When migrants from the Democratic Republic of Congo or Nepal, for example, see Cuban migrants getting temporary transit visas, they may not fully understand the political dynamics in the U.S. that make an airlift possible for some while others are marked for deportation.
Khadka Krishna Bahadur, a 24-year-old Nepalese migrant whom The Tico Times spoke with in Paso Canoas last November, was one of them. He was traveling illegally with a group of 40 of his countrymen and was flummoxed by why the Cubans could pass and they could not. “We just want what the Cubans are getting,” he said.
Papademetriou said, “Migrants today simultaneously have too much and too little information.”
An uncertain route
National media, including The Tico Times, has reported stories of migrants from Africa who said they crossed the width and breadth of South America to reach Costa Rica on their way to the U.S. But Papademetriou said he has doubts about these claims.
“A family with small children does not cross South America on foot in 30 or 40 days,” Papademetriou said. “To me that screams organization, organization, organization.”
The Costa Rican government might agree.

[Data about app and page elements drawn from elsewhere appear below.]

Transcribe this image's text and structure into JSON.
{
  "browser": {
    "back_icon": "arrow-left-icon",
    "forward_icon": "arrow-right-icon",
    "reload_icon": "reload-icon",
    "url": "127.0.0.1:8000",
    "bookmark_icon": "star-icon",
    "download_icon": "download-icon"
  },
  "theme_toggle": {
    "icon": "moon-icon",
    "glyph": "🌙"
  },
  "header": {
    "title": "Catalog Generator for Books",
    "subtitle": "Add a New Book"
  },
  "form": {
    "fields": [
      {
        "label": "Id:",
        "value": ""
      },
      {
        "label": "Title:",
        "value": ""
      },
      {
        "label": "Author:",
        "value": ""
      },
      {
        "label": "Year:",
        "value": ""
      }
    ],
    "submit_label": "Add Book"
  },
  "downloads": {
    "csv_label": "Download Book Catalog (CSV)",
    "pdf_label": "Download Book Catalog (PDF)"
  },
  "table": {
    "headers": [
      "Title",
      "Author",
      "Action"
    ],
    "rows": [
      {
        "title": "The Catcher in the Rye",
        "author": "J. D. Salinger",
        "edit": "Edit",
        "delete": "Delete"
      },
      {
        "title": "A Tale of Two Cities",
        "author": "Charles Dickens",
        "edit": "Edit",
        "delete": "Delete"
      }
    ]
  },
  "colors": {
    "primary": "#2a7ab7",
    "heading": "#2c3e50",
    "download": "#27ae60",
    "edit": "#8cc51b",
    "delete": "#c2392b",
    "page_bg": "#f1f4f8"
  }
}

President Luis Guillermo Solís and many cabinet members have said that criminal human smuggling networks are the main beneficiaries of these waves of illegal immigration.
Papademetriou suggested that the reason why other countries along the supposed path have not seen the same migrant crises that Costa Rica and Panama have is because the migrants were never there. Instead, he suggested that some African migrants might have arrived directly to Panama from their port of origin instead of through Brazil or other South American countries.
Papademetriou said migrants might tell stories that exaggerate their journey in hopes of getting favorable treatment.
“We would all do the same thing if we were in their situation,” he said.
Regardless of how they reached Costa Rica, the government has tried to encourage some migrants to move into a temporary care facility. (The government has taken pains to emphasize that no shelters are being opened, an attempt to quash any hopes of repeating the months-long stay of 8,000 Cubans recently airlifted out of the country.)
The Solís administration tried last Thursday to start moving families and pregnant women to a care facility in Buenos Aires, Puntarenas with room for 120 people, but the migrants refused to go, according to Vice Minister of the Interior Muñoz.
Muñoz said the Costa Rican government is obligated to make sure vulnerable groups have access to humane living conditions, but said it would not forcibly relocate them.
The pressure to find humane conditions for vulnerable migrants is mounting. Costa Rica’s rainy season has already gotten underway in the southern Pacific region, where Paso Canoas is located. Muñoz said the majority of the migrants were in hotels around Paso Canoas but that a group of roughly 100 was protesting and camped out by the immigration offices.
Others aren’t waiting for deportation. Thursday, the Public Security Ministry announced that it had detained four Costa Rican migrant smugglers late Wednesday evening outside Golfito, Puntarenas with a group of 18 Cubans and five Africans.